    Richard puts it even a little bit harsher "The whole SOA/ESB thing is all hype, people! Once you come to realize and accept that, the world becomes clearer. You don’t believe me? Define what SOA is. Then try and find one other person that agrees with you wholeheartedly. If you’re lucky enough to manage this, try and apply your definition of SOA across more than one platform / technology. Repeat for ESB. Good luck!" (See
  • Does SOA Exist?
  • ) but he also sees the advantages of Service Orientation.

    I think the general concept is quite interesting but I'm not really sure when I will ever see an actual implementation of SO design. I recently took a look at FABRIQ recently - which combines service principles, one-way multi-transport messaging, queuing networks and ideas from autonomous agents into a single framework. Fabriq is no services framework but does show the complexities involved when creating a complete SO design. The Microsoft Patterns & Practices group has also published an “Enterprise Development Reference Architecture” which also provides some interesting guidance but which I think is quite complex as well.

    If you want to know more, check out these interesting postings about SOA lately:
  • On SOA, Indigo and Services

  • Just what is an ESB, anyway? Part II

  • Web services standards can sometimes inhibit SOA development, some say

  • Radovan responds re SOA

  • SOA revisited (again)

  • Call increases for SOA clarity

  • Does ESB Exist?

  • Does SOA Exist?

  • The SOA reference model

  • What does SOA really mean? One big hype machine
  • "SOA" doesn't really exist, does it?
  • Maestro - Microsoft Realtime Reporting Server

    Found this on Mauro's blog - "Planned Microsoft Realtime Reporting Server Could Rock Analytics World", ... It seems that Microsoft is going to launch a private beta of Microsoft Realtime reporting server codename "Maestro" this summer. Most of the BI tools which exists at the moment are mainly working on snapshots of data - realtime or near realtime reporting would be a very important move. A full article about it can be found at http://ie.bizintelligencepipeline.com/159907104 . Maestro will be based on a combination of technologies - SQL Reporting Services, SQL Notification Services and the Business Scorecard accelerator... I'm however wondering if it will use SQL 2005 as well as SQL 2000. And what about SharePoint since it builds on the Scorecard accelerator.

    Monday, May 09, 2005

    Sunday, May 01, 2005

    Internet explorer and PDFs

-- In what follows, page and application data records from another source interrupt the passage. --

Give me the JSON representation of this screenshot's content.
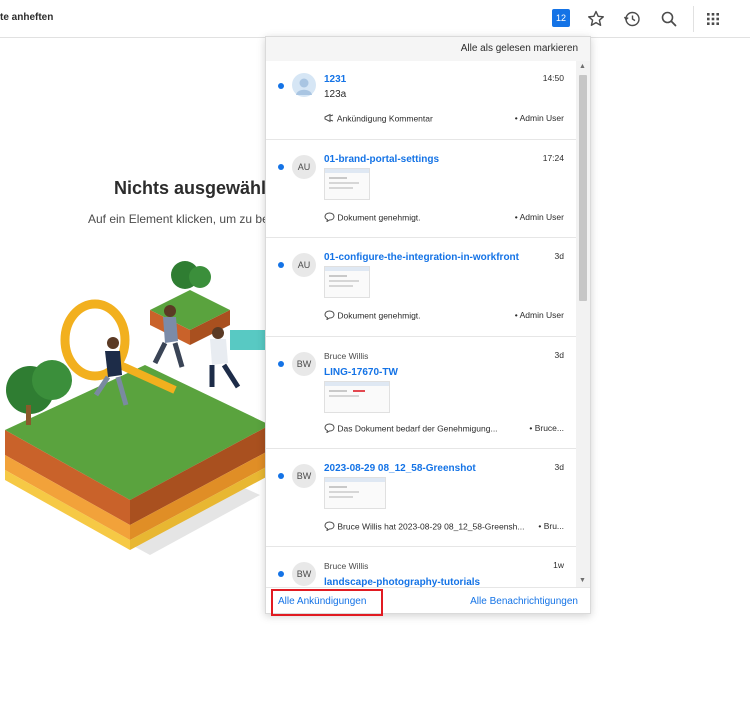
{
  "topbar": {
    "pin_label": "te anheften",
    "notification_count": "12",
    "icons": [
      "bell-badge",
      "star-icon",
      "history-icon",
      "search-icon",
      "apps-grid-icon"
    ]
  },
  "empty_state": {
    "title": "Nichts ausgewählt",
    "subtitle": "Auf ein Element klicken, um zu begi"
  },
  "panel": {
    "mark_all_read": "Alle als gelesen markieren",
    "items": [
      {
        "author": "",
        "title": "1231",
        "time": "14:50",
        "subtitle": "123a",
        "meta_icon": "megaphone-icon",
        "meta_text": "Ankündigung Kommentar",
        "meta_user": "Admin User",
        "avatar": ""
      },
      {
        "author": "",
        "title": "01-brand-portal-settings",
        "time": "17:24",
        "meta_icon": "comment-icon",
        "meta_text": "Dokument genehmigt.",
        "meta_user": "Admin User",
        "avatar": "AU"
      },
      {
        "author": "",
        "title": "01-configure-the-integration-in-workfront",
        "time": "3d",
        "meta_icon": "comment-icon",
        "meta_text": "Dokument genehmigt.",
        "meta_user": "Admin User",
        "avatar": "AU"
      },
      {
        "author": "Bruce Willis",
        "title": "LING-17670-TW",
        "time": "3d",
        "meta_icon": "comment-icon",
        "meta_text": "Das Dokument bedarf der Genehmigung...",
        "meta_user": "Bruce...",
        "avatar": "BW"
      },
      {
        "author": "",
        "title": "2023-08-29 08_12_58-Greenshot",
        "time": "3d",
        "meta_icon": "comment-icon",
        "meta_text": "Bruce Willis hat 2023-08-29 08_12_58-Greensh...",
        "meta_user": "Bru...",
        "avatar": "BW"
      },
      {
        "author": "Bruce Willis",
        "title": "landscape-photography-tutorials",
        "time": "1w",
        "avatar": "BW"
      }
    ],
    "footer_left": "Alle Ankündigungen",
    "footer_right": "Alle Benachrichtigungen"
  },
  "colors": {
    "accent": "#1473e6",
    "highlight": "#e11b22"
  }
}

    Did you ever notice that PDFs seem to open slow in Internet Explorer? I just found out why... it seems that there are in fact multiple requests to your webserver when trying to open a PDF. In IE 4.x and 5 it uses three requests. For IE 5.5+ it uses two. For a complete reference goto http://support.microsoft.com/default.aspx?scid=kb;EN-US;q293792

    SharePoint issue list reports and Office 2003 web parts

    Windows SharePoint Services contains out of the box an issue list which you can use to track change request or problem reports about your product. If you go to the issue list you will also notice that there are some reports available for these issue lists. The great thing about these reports is that if Microsoft Office 2003 English Web Parts and Components (Freely downloadable) is installed on the server, the report generator for an issues list creates rich charts for report types. When a user clicks one of the report types on the Report page (reporthome.aspx), the user is directed to reportrich.aspx, which displays the chart. If the package is not installed, the user is instead directed to report.aspx and a rich chart is not displayed.

    The page which actually generates these reports is quite interesting as well, it is located in the Local_Drive:\Program Files\Common Files\Microsoft Shared\Web Server Extensions\60\TEMPLATE\LAYOUTS\1033 folder and gives an interesting example about how you can use a sharepoint list as a basis for a graph generated with Office 2003 web components. One of the greatest flaws about the Office 2003 webparts is that you can only use ODBC datasources, it would have been a lot better if they used the data source catalog like the dataview webpart. I guess that if you take a look at the code in reportrich.aspx, you will get some nice guidelines about how to accomplish this.